His competitive performance is extraordinary, but like many people, he started shooting at summer camp.
“I went to a cub scout day camp where archery was one of the activates and I fell in love with it,” Liam Smith said. “When I got home my parents helped be find a local JOAD club.”
JOAD stands for Junior Olympic Archery Development and it’s a youth archery program found in archery clubs and shops.
Liam’s success is not without challenge. “My draw length is than 20 inches,” Liam said. A shorter draw length means less arrow speed, which makes accuracy a challenge at long distance.
To help minimize the effects of a shorter draw length he shoots custom extra short limbs on his recurve bow. The shorter limbs maximize the efficiency of his draw length for more arrow speed.
Liam’s draw length hasn’t prevented him from having success outside the Games. He won the 2017 Scholastic 3-D Championship and finished fourth at the National Field Archery Association Indoor Nationals. He credits his success to his coaches and hard work.

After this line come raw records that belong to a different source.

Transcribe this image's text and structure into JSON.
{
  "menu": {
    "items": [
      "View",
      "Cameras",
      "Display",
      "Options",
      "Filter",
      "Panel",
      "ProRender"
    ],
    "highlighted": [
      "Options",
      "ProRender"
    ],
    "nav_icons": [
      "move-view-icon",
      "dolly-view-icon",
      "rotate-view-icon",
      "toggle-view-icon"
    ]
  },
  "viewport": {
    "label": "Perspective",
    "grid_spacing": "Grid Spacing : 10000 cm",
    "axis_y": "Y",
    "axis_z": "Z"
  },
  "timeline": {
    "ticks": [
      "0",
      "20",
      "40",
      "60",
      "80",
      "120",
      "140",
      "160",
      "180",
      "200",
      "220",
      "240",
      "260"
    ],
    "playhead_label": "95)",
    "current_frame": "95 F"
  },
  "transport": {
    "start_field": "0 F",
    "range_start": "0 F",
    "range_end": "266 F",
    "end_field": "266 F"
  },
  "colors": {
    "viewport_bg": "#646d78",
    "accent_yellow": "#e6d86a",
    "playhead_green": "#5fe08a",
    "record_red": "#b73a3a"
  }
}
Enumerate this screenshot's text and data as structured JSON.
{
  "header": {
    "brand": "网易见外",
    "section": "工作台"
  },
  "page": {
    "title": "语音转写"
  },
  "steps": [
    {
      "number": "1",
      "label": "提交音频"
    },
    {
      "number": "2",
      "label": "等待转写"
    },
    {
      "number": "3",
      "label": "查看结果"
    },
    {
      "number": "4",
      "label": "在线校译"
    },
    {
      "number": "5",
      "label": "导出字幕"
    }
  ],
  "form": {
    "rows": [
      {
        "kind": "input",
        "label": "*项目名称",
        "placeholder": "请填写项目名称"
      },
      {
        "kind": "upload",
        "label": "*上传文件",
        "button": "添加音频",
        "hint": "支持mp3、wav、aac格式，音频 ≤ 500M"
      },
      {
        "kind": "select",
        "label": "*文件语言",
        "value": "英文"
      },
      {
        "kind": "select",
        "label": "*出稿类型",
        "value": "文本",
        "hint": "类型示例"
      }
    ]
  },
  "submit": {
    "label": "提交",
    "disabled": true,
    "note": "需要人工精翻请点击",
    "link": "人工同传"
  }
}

Liam also has an excellent positive attitude in life and archery.
“If you shoot a bad arrow don’t let it get to you,” he said. “Never let people tell you what you can’t do.”
This never quit attitude is displayed by Liam and his fellow Dwarf Games competitors. Their grit and determination are on full display at the Games, which is one of the few opportunities for people with dwarfism to compete in a world sporting event and represent their country.
“It’s a really cool thing for dwarfs to participate in because we don’t make teams due to our size, we don’t get to participate in things,” Liam said. “So when we have this opportunity to meet people and compete against people like us, it’s an amazing thing to be a part of.”
Feeling inspired to start your own archery journey? Start with an introductory archery lesson at an archery store.